Immigration can reunite families in Kentucky by allowing spouses, children and other family members of U.S. citizens to become citizens themselves. In some cases, though, leaving their home countries results in family separation, instead. Deportation is not the only threat. People seeking asylum could be at risk of being removed from their loved ones and detained thousands of miles apart.

There are those in President Donald Trump’s administration who believe separating parents from their children could act as a deterrent to others who may be considering coming to the U.S. seeking asylum. In fact, according to the American Civil Liberties Union, this is already a common practice. The ACLU has filed a class action lawsuit seeking to make it illegal for immigration authorities to separate families.

The U.S. Department of Homeland Security claims that such separations occur because it is necessary to make sure that the adults who bring the children into the country are not human traffickers, and the minors their victims. Another factor in the separation, government officials say, is that an adult who enters the country without the proper documentation is typically detained by U.S. Immigration and Customs Enforcement. At that point, immigrant children become unaccompanied minors, which places them under the responsibility of the U.S. Department of Health and Human Services.

Regardless of the reasons behind the separations, language barriers, time limits and difficulty procuring proper forms could create difficulties in the asylum seeking process for the adults in the detention centers. Many turn to immigration attorneys to help them become asylees and reunite with their children.

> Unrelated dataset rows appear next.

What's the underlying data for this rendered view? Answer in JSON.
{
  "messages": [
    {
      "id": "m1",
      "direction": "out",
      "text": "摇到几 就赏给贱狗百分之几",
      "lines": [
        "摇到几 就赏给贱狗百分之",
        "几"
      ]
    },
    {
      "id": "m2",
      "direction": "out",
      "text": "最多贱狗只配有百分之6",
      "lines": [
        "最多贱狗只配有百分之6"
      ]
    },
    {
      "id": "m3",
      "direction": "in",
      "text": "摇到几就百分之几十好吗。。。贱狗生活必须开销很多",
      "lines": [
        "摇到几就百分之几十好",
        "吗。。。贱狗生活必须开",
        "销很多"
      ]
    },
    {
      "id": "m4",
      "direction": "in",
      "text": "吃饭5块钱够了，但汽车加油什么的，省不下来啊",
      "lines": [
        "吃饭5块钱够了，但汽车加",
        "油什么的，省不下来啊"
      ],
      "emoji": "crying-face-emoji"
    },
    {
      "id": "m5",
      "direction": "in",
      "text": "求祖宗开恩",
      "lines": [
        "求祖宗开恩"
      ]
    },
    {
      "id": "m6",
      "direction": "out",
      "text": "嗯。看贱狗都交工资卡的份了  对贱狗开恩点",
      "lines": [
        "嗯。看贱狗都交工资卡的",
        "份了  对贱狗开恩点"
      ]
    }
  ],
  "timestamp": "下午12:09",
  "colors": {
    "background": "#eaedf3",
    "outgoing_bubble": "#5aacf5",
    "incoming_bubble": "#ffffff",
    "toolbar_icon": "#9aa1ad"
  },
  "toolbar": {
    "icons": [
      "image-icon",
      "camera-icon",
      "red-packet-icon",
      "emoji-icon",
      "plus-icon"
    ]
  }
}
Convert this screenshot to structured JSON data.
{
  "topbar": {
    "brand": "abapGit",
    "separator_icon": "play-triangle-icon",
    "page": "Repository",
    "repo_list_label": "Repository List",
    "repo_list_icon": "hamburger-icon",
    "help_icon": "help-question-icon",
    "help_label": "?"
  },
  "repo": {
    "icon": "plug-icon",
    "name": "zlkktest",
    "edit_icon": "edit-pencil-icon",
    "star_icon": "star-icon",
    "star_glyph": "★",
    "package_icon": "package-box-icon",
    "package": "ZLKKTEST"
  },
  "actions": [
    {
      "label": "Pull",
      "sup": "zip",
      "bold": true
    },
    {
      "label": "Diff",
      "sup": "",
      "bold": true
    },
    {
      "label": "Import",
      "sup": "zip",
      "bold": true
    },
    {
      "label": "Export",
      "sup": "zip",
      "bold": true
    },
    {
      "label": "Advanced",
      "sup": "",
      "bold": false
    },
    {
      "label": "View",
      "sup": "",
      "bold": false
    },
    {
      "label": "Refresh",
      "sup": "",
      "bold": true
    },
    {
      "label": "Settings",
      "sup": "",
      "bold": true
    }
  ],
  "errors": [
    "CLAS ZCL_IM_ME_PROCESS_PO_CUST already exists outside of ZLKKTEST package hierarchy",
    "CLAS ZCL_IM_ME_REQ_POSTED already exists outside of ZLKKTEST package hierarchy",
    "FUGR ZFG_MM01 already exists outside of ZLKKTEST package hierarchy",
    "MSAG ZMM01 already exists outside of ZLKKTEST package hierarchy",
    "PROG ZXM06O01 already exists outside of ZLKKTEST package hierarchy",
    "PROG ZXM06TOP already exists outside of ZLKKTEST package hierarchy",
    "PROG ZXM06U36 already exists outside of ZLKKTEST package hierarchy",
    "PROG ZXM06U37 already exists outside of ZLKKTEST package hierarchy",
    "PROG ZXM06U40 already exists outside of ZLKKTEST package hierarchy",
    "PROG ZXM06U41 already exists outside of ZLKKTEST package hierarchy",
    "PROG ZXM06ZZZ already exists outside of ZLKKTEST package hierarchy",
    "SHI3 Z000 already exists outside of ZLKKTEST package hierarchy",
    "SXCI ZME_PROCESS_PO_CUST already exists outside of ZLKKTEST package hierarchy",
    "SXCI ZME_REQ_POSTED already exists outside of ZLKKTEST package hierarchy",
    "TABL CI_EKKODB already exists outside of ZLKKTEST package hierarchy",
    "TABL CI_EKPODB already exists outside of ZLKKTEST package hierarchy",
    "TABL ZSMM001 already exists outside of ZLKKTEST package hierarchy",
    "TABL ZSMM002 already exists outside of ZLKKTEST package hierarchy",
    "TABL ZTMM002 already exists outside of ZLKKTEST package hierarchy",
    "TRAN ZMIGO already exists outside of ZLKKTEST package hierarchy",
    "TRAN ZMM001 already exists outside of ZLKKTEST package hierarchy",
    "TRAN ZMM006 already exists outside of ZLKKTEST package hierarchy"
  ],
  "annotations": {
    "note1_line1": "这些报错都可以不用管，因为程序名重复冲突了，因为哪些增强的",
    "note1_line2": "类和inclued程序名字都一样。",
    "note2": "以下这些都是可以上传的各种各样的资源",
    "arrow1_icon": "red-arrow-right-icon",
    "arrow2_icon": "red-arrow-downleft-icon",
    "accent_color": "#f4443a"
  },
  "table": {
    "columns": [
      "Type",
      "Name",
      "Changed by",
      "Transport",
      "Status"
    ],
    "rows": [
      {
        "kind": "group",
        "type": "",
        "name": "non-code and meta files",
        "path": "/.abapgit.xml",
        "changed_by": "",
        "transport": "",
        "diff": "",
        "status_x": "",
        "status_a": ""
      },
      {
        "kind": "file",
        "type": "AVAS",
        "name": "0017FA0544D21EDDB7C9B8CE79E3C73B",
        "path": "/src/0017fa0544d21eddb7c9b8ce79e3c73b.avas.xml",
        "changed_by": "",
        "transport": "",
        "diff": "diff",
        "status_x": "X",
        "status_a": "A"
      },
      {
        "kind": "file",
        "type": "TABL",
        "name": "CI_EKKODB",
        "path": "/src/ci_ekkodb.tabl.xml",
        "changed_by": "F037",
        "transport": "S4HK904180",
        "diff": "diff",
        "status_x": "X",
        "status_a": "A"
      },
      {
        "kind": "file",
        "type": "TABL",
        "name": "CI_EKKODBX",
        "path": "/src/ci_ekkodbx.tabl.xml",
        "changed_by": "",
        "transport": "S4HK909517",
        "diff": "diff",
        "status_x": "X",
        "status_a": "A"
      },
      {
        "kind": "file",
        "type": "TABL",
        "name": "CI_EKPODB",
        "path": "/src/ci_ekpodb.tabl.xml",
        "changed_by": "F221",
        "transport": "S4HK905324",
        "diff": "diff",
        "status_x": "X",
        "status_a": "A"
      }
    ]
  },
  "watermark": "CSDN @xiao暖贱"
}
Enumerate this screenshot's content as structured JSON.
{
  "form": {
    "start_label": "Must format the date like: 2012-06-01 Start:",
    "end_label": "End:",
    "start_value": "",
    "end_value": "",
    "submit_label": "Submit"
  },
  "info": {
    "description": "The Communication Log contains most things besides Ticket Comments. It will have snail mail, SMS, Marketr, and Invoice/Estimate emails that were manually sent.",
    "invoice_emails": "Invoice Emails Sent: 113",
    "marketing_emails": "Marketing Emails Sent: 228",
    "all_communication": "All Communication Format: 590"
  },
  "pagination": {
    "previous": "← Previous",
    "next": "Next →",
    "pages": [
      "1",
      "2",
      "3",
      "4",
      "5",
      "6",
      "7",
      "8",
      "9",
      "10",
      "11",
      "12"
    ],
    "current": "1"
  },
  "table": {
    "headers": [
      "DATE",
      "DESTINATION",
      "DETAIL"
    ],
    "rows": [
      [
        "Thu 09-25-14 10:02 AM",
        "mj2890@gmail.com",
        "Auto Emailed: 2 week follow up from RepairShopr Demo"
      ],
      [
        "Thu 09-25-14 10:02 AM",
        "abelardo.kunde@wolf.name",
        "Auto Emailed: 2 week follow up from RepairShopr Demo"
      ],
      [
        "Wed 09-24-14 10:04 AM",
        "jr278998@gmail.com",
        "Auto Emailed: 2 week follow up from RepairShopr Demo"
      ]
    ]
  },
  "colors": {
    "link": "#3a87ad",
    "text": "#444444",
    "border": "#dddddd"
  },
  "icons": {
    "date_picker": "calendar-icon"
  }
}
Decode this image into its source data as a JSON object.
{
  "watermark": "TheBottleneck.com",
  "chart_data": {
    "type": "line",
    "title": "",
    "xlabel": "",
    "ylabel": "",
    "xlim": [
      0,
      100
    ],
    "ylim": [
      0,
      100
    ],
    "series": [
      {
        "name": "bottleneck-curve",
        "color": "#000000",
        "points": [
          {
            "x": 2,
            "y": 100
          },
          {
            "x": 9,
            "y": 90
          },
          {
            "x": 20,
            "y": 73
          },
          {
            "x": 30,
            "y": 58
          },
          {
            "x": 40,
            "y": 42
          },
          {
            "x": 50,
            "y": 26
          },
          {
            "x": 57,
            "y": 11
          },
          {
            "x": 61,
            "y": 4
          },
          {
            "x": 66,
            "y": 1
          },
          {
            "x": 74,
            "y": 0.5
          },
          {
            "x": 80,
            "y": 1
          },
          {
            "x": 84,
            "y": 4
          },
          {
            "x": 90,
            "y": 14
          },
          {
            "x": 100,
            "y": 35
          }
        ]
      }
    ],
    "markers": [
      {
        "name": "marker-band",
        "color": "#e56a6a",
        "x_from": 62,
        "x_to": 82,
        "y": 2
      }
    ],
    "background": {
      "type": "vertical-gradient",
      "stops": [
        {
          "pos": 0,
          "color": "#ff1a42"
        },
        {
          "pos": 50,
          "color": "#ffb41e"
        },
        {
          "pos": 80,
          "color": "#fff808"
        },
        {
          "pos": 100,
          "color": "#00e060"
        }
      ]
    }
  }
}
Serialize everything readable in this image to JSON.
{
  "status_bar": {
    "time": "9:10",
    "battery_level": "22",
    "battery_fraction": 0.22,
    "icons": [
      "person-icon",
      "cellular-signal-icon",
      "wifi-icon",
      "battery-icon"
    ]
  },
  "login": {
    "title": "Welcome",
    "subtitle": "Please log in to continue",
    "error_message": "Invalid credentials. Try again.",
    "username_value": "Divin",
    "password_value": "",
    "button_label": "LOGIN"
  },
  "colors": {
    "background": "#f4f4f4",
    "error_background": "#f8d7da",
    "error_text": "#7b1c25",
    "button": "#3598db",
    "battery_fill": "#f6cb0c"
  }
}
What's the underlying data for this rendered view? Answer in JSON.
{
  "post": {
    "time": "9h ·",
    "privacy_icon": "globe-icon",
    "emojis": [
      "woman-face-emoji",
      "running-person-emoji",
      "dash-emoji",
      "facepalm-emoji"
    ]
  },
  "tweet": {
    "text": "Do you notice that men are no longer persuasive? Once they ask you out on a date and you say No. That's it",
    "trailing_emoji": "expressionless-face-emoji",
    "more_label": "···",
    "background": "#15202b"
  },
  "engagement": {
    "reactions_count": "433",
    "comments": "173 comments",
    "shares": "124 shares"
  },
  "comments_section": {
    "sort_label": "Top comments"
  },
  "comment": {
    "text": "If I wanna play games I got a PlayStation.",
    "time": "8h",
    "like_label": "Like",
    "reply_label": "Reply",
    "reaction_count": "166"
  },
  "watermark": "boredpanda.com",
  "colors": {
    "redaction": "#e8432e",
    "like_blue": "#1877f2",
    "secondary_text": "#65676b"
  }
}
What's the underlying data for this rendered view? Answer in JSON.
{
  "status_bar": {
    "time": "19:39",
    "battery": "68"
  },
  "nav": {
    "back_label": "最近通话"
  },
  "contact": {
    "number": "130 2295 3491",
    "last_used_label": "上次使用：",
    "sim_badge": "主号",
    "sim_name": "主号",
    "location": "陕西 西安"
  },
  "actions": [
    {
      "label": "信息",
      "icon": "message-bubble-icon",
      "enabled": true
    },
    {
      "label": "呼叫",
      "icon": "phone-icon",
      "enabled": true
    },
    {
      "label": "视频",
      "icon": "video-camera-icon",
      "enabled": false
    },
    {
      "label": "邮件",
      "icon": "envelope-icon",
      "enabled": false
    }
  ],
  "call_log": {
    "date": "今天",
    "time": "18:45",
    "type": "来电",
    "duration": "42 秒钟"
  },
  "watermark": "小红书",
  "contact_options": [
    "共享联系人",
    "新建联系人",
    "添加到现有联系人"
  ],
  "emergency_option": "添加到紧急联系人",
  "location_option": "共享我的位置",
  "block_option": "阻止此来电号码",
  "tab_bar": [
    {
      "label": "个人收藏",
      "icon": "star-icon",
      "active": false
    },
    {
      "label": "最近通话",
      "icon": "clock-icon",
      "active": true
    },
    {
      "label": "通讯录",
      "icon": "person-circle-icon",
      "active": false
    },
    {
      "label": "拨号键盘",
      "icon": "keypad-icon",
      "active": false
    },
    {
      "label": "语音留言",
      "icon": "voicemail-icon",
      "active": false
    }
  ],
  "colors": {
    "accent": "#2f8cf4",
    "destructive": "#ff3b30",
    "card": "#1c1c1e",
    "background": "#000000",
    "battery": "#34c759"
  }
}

Source: Lexington Herold Leader, “ACLU sues Trump administration to stop family separation,” Nomaan Merchant, March 9, 2018